Data records for software interfaces
╭──
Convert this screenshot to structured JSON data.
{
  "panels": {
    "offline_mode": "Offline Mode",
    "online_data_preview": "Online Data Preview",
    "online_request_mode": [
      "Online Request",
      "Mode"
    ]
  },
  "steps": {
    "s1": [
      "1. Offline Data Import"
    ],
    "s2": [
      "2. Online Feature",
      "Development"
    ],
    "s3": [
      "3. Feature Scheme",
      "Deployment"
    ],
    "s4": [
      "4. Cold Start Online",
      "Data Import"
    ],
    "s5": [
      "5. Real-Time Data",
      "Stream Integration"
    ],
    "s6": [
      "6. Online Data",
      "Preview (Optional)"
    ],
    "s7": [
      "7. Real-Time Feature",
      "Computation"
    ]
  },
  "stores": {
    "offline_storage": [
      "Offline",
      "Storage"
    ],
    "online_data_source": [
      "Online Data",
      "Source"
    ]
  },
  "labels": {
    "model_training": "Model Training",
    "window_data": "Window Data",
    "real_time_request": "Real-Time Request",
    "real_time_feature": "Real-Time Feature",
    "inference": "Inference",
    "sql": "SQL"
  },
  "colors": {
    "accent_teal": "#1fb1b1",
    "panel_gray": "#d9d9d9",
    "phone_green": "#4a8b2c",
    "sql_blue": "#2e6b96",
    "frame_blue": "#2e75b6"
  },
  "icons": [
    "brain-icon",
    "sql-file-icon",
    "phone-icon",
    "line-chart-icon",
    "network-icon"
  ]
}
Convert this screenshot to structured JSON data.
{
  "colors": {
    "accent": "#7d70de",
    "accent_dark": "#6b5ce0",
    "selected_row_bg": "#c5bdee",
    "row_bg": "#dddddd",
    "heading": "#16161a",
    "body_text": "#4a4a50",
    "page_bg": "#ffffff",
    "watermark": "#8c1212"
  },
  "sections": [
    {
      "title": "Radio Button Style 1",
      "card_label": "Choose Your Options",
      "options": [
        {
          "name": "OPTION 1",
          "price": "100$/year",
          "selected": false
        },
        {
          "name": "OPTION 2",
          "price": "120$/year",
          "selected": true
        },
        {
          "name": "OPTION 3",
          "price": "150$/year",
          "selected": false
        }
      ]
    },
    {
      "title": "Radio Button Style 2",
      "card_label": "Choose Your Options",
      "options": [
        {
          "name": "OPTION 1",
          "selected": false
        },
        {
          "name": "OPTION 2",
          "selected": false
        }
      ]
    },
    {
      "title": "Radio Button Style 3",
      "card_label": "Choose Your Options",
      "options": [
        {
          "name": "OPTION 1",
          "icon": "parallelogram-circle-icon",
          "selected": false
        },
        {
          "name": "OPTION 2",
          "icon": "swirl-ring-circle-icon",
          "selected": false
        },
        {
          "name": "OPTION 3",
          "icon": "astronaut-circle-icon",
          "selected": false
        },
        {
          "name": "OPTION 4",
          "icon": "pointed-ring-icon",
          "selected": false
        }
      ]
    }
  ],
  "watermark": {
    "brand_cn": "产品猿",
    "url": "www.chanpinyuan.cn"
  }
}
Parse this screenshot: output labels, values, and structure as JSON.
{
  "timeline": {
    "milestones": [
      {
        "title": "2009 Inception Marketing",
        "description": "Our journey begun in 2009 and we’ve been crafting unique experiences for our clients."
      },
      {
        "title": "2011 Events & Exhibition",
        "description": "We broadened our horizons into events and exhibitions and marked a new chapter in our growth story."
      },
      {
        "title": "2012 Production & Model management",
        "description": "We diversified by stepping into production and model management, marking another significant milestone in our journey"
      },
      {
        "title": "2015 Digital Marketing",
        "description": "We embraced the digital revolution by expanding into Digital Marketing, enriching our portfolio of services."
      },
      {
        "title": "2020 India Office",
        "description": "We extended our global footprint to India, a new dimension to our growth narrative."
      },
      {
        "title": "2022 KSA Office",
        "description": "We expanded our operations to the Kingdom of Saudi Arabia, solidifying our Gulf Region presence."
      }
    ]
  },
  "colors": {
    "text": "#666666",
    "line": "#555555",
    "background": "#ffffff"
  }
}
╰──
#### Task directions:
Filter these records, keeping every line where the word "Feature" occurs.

#### Exercise output:
      "2. Online Feature",
      "3. Feature Scheme",
      "7. Real-Time Feature",
    "real_time_feature": "Real-Time Feature",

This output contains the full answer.